The call won't be on until tomorrow morning, but the news is out: ACAS enjoyed $59M in NOI (+84% q/q), $149M in "net earnings" (+$72m over q309), over $300m in cash proceeds from realizations, and $407m in debt repayment. NAV increased $0.44 over the quarter to stand at $9.59 per share, more than $2 higher than the after-hours share price printing at the time of writing. Net unrealized appreciation on portfolio investments swelled with the improving economy, and the realization of losses on investment exits, combined to drive the quarter's unrealized portfolio appreciation to $158m.
ACAS' investment in ECAS, about which readers have heard here before, is now valued at $0.5B while its own NAV stands at $0.8B, implying hundreds of millions in discounted valuation that would not exist if ACAS were to dissolve the corporate fiction of ECAS and hold the company's portfolio investments directly. The $300M discount baked into ECAS is thus an artifact of FAS 157, and the likelihood that selling the whole portfolio in a corporate wrapper would involve a NAV discount similar to ACAS' own NAV discount. While this makes perfect sense from the standpoint of FAS 157, of course, it boggles the mind: if a dollar bill is worth $1, but is worth only $0.63 hidden in a wallet, it's worth $0.44 if the wallet is first tucked into a purse. Got that? Good. You are getting the theory of how ACAS is valued under FAS 157 in light of the NAV discount.
So, how many of those purses you want?
ACAS' balance sheet should strengthen with any broader economic recovery, as its portfolio is diverse and capable of catching updraft from any direction. Improvements at portfolio companies flow to ACAS' bottom line. They also improve valuation metrics (earnings being an input into valuation formulas) which boost ACAS' NAV.

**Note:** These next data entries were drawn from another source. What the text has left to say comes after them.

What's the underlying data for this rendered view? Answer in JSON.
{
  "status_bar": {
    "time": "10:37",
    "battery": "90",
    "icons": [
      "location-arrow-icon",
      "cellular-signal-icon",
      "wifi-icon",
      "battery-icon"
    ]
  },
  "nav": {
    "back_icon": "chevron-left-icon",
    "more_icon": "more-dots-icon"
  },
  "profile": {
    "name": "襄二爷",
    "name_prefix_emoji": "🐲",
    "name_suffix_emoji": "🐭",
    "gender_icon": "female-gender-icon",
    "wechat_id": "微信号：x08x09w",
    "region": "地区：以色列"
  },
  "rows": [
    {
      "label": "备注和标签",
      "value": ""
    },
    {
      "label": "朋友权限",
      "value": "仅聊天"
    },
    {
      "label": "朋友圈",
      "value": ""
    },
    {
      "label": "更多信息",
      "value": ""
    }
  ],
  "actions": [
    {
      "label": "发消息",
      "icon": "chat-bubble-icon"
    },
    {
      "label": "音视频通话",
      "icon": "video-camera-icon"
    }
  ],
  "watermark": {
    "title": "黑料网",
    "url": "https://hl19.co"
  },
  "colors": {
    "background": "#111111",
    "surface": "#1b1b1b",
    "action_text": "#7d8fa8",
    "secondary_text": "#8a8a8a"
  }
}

ACAS is currently $107m away from lowering the interest rate on its outstanding debt. Part of the $407m in debt repayment was on secured debt due in 2013, intended to make sure that ACAS doesn't have another liquidity crisis inspired by another default scare. ACAS is looking out more than a quarter ahead, which I like to see in management. Avoiding liquidity crises and improving the cost of debt are both solid strategic moves. The Jaded Consumer approves.
One thing worth noting is the improvement in the loan portfolio on non-accrual. Last quarter, non-accrual loans stood at $308 of "fair value" (8.5% of all loans at "fair value"), but this quarter the number has slid to $265m of fair value and a less upsetting $7.8% of all loans at fair value. As portfolio companies get their footing and resume payments, ACAS' NOI and the valuation of the loan portfolio should both improve.
I wasn't particularly happy to read that the $305m in cash proceeds involved sales at an average of 2.9% below last quarter's FAS-157-compliant "fair value" -- after all, the portfolio was going up, right? -- but I'd rather have the cash out of dogs. New investments of $63m are good news: ACAS is cherry-picking the best deals available across a broad range of sectors, and I want as many of those good deals in my shopping cart as we head toward the register.
I also like to see 5% per quarter in NAV increase. ACAS doesn't make a return on its share price, it makes a return on its investment portfolio. Watching that portfolio swell is better long-term news to me than a share price uptick. The portfolio and the NOI it generates is real.
I'm interested to get more color on the company's outlook from tomorrow's call, but it may be a few days until I get a chance to hear it. In the meantime, I like what I see.